- Problem to solve: Scan the entries for the word "external" and return every line that has it.

Data for this exercise: Begin

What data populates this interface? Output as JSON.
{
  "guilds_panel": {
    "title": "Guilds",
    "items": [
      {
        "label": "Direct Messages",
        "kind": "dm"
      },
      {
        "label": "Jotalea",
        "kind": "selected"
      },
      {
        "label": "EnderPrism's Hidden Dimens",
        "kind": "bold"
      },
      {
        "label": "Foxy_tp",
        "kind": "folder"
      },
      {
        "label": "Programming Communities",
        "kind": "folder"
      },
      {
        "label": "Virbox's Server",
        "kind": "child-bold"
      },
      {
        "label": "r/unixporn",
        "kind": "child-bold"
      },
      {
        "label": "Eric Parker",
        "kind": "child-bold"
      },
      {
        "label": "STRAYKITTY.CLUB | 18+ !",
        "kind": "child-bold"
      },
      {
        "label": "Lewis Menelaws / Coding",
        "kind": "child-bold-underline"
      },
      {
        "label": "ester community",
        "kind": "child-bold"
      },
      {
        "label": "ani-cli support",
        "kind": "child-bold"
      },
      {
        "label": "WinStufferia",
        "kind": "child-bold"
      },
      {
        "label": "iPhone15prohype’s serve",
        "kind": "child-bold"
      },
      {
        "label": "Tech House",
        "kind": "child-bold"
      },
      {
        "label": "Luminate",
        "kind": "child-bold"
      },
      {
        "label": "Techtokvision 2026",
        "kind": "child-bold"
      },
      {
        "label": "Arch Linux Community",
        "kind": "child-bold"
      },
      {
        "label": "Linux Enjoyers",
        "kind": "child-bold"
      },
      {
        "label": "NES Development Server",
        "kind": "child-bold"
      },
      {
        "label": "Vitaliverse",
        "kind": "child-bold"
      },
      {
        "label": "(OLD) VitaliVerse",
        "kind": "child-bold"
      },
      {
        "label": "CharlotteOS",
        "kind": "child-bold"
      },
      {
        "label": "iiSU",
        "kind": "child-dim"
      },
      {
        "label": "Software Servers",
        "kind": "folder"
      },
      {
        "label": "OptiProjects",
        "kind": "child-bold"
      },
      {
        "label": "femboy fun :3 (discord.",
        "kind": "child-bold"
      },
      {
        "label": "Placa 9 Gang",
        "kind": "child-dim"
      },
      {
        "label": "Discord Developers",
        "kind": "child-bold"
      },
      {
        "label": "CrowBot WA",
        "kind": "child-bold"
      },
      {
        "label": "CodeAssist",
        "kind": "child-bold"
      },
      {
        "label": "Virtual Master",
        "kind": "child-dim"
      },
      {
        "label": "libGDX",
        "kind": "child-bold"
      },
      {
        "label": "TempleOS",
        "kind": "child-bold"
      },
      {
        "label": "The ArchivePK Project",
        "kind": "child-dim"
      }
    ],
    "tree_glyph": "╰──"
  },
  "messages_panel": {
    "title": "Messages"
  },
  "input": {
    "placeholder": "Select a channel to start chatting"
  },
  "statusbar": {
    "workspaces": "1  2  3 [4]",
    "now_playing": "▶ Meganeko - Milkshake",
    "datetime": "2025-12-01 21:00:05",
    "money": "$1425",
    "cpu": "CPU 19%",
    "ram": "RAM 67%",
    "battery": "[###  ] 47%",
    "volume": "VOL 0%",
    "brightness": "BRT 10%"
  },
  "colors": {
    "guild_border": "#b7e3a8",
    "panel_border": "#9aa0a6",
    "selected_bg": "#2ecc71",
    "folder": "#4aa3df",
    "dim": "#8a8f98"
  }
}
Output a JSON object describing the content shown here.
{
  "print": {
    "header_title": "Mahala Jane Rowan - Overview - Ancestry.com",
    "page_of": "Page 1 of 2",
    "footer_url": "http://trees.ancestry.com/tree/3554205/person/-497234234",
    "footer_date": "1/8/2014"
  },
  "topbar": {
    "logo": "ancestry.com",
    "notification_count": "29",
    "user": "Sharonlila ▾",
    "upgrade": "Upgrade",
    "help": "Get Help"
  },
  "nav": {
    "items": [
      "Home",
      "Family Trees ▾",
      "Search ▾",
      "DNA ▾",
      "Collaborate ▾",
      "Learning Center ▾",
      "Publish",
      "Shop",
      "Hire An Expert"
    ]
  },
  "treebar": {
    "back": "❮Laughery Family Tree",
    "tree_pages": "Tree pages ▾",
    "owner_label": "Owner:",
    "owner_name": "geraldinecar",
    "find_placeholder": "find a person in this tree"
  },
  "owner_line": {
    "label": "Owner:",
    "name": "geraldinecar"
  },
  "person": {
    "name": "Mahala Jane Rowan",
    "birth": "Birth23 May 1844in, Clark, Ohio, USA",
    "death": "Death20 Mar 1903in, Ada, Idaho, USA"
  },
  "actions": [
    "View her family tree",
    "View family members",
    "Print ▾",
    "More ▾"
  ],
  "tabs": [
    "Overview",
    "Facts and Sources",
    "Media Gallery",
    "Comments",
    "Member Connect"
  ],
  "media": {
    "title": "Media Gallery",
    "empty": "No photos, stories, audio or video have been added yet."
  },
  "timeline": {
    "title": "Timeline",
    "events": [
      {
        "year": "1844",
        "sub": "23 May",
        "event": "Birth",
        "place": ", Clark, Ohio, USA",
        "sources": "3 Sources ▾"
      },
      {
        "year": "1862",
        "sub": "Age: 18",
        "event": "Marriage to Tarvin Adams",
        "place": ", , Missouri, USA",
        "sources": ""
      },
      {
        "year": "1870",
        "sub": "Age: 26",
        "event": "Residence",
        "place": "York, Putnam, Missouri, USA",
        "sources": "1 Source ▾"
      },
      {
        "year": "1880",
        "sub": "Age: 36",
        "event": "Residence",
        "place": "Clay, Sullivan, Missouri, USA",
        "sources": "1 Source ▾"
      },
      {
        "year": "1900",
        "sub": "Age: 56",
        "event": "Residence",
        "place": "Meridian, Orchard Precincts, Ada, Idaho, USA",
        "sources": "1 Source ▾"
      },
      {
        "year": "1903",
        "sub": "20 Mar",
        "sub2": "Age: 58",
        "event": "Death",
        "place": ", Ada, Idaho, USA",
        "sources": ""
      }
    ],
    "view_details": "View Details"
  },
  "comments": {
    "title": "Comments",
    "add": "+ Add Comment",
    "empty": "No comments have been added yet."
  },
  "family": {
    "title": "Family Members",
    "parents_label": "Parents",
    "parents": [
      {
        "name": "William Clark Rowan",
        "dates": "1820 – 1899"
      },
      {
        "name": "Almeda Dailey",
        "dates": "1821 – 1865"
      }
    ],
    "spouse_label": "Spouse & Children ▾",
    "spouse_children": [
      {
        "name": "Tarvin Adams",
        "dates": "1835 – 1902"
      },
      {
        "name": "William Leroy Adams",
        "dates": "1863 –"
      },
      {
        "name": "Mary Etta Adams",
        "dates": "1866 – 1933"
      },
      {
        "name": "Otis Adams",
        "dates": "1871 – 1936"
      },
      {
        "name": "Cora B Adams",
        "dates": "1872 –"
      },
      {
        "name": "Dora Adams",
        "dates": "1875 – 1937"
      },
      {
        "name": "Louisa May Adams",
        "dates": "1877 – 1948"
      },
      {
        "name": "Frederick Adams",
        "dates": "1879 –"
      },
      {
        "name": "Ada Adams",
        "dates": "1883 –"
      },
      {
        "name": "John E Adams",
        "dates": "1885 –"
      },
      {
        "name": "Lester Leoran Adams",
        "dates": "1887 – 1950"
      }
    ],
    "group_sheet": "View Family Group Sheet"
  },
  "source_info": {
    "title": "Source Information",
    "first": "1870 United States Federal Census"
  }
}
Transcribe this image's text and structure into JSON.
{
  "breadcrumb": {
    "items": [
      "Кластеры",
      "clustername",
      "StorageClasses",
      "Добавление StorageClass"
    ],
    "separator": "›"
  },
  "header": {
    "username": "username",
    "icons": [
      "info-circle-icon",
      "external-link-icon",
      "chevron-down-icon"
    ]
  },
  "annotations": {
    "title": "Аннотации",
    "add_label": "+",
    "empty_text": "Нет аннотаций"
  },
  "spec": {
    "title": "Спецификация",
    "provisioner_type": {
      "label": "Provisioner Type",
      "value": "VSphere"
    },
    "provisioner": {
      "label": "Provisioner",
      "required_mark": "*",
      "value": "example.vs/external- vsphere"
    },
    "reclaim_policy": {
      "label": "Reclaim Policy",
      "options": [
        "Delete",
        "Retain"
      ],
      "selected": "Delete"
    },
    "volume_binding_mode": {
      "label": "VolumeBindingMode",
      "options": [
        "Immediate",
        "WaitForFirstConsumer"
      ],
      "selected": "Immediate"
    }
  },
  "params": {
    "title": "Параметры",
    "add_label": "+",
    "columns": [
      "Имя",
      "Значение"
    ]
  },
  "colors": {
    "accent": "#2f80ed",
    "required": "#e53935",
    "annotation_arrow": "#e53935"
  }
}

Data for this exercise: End

- Answer to the problem:
      "external-link-icon",
      "value": "example.vs/external- vsphere"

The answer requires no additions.